# Task instructions
Set down each record below exactly as it stands. Pictures are not part of the copy.

# Web page and app entries
Segment Open

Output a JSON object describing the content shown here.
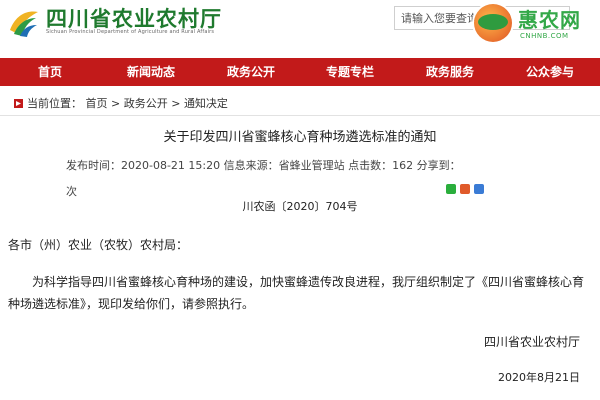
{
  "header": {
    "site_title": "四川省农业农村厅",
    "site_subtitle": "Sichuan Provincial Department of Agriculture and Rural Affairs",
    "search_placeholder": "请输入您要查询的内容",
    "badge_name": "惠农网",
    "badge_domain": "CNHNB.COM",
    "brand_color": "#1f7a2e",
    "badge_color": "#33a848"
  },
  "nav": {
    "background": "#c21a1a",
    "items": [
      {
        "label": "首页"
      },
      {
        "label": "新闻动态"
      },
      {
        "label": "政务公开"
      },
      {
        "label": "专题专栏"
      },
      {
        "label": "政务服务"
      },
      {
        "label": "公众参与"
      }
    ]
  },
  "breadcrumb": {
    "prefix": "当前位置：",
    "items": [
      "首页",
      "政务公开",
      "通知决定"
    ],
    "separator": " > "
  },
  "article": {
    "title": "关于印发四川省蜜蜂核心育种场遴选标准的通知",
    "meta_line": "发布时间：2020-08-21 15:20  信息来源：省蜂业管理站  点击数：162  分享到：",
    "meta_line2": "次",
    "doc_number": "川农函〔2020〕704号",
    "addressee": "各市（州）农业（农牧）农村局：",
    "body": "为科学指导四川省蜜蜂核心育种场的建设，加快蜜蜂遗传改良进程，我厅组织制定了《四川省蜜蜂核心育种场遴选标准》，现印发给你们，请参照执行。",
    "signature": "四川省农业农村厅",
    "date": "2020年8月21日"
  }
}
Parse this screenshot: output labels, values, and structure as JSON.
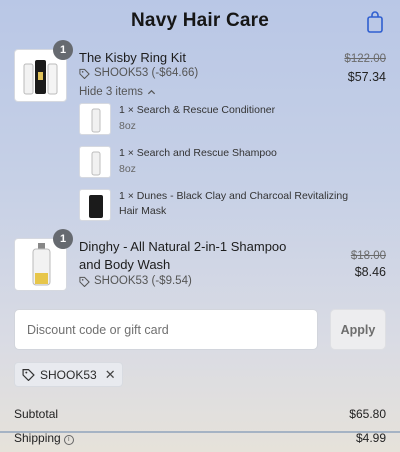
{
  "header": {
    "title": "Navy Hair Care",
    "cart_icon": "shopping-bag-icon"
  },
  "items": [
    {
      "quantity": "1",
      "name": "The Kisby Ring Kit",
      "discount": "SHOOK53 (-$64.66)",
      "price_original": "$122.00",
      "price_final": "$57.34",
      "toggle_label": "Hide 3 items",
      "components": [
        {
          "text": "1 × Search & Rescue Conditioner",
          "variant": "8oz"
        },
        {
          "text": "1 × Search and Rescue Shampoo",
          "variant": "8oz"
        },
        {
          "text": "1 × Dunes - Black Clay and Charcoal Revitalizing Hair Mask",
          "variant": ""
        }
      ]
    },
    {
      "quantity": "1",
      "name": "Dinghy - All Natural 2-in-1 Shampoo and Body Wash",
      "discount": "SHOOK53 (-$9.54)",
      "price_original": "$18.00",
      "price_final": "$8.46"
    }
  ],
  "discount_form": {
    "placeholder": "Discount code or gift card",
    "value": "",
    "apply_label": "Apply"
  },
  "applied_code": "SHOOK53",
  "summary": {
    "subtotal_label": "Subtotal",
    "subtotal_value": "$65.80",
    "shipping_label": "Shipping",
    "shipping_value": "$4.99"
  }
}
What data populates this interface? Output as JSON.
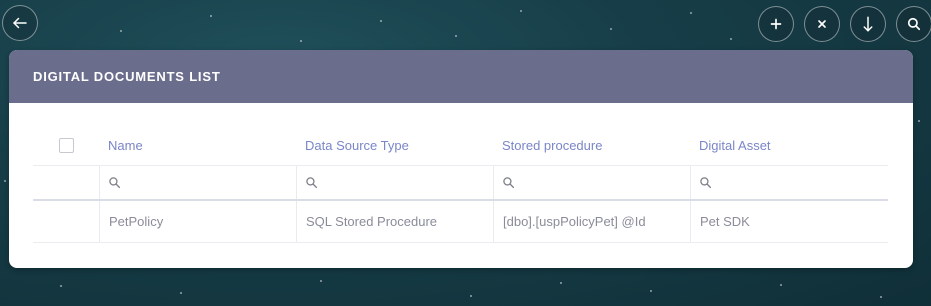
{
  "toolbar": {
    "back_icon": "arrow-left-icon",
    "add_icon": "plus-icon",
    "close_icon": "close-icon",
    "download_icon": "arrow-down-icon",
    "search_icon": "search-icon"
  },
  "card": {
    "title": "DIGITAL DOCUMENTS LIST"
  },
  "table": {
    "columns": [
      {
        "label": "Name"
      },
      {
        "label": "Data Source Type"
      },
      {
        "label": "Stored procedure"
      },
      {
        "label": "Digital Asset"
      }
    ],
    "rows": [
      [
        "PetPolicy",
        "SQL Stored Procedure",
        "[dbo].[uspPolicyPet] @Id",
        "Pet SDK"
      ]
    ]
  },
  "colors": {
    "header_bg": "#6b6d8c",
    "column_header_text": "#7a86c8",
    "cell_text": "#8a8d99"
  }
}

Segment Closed

# Answer area
Output a JSON object describing the content shown here.
{
  "header": {
    "site_title": "四川省农业农村厅",
    "site_subtitle": "Sichuan Provincial Department of Agriculture and Rural Affairs",
    "search_placeholder": "请输入您要查询的内容",
    "badge_name": "惠农网",
    "badge_domain": "CNHNB.COM",
    "brand_color": "#1f7a2e",
    "badge_color": "#33a848"
  },
  "nav": {
    "background": "#c21a1a",
    "items": [
      {
        "label": "首页"
      },
      {
        "label": "新闻动态"
      },
      {
        "label": "政务公开"
      },
      {
        "label": "专题专栏"
      },
      {
        "label": "政务服务"
      },
      {
        "label": "公众参与"
      }
    ]
  },
  "breadcrumb": {
    "prefix": "当前位置：",
    "items": [
      "首页",
      "政务公开",
      "通知决定"
    ],
    "separator": " > "
  },
  "article": {
    "title": "关于印发四川省蜜蜂核心育种场遴选标准的通知",
    "meta_line": "发布时间：2020-08-21 15:20  信息来源：省蜂业管理站  点击数：162  分享到：",
    "meta_line2": "次",
    "doc_number": "川农函〔2020〕704号",
    "addressee": "各市（州）农业（农牧）农村局：",
    "body": "为科学指导四川省蜜蜂核心育种场的建设，加快蜜蜂遗传改良进程，我厅组织制定了《四川省蜜蜂核心育种场遴选标准》，现印发给你们，请参照执行。",
    "signature": "四川省农业农村厅",
    "date": "2020年8月21日"
  }
}
Parse this screenshot: output labels, values, and structure as JSON.
{
  "header": {
    "title": "Navy Hair Care",
    "cart_icon": "shopping-bag-icon"
  },
  "items": [
    {
      "quantity": "1",
      "name": "The Kisby Ring Kit",
      "discount": "SHOOK53 (-$64.66)",
      "price_original": "$122.00",
      "price_final": "$57.34",
      "toggle_label": "Hide 3 items",
      "components": [
        {
          "text": "1 × Search & Rescue Conditioner",
          "variant": "8oz"
        },
        {
          "text": "1 × Search and Rescue Shampoo",
          "variant": "8oz"
        },
        {
          "text": "1 × Dunes - Black Clay and Charcoal Revitalizing Hair Mask",
          "variant": ""
        }
      ]
    },
    {
      "quantity": "1",
      "name": "Dinghy - All Natural 2-in-1 Shampoo and Body Wash",
      "discount": "SHOOK53 (-$9.54)",
      "price_original": "$18.00",
      "price_final": "$8.46"
    }
  ],
  "discount_form": {
    "placeholder": "Discount code or gift card",
    "value": "",
    "apply_label": "Apply"
  },
  "applied_code": "SHOOK53",
  "summary": {
    "subtotal_label": "Subtotal",
    "subtotal_value": "$65.80",
    "shipping_label": "Shipping",
    "shipping_value": "$4.99"
  }
}
What data populates this interface? Output as JSON.
{
  "toolbar": {
    "back_icon": "arrow-left-icon",
    "add_icon": "plus-icon",
    "close_icon": "close-icon",
    "download_icon": "arrow-down-icon",
    "search_icon": "search-icon"
  },
  "card": {
    "title": "DIGITAL DOCUMENTS LIST"
  },
  "table": {
    "columns": [
      {
        "label": "Name"
      },
      {
        "label": "Data Source Type"
      },
      {
        "label": "Stored procedure"
      },
      {
        "label": "Digital Asset"
      }
    ],
    "rows": [
      [
        "PetPolicy",
        "SQL Stored Procedure",
        "[dbo].[uspPolicyPet] @Id",
        "Pet SDK"
      ]
    ]
  },
  "colors": {
    "header_bg": "#6b6d8c",
    "column_header_text": "#7a86c8",
    "cell_text": "#8a8d99"
  }
}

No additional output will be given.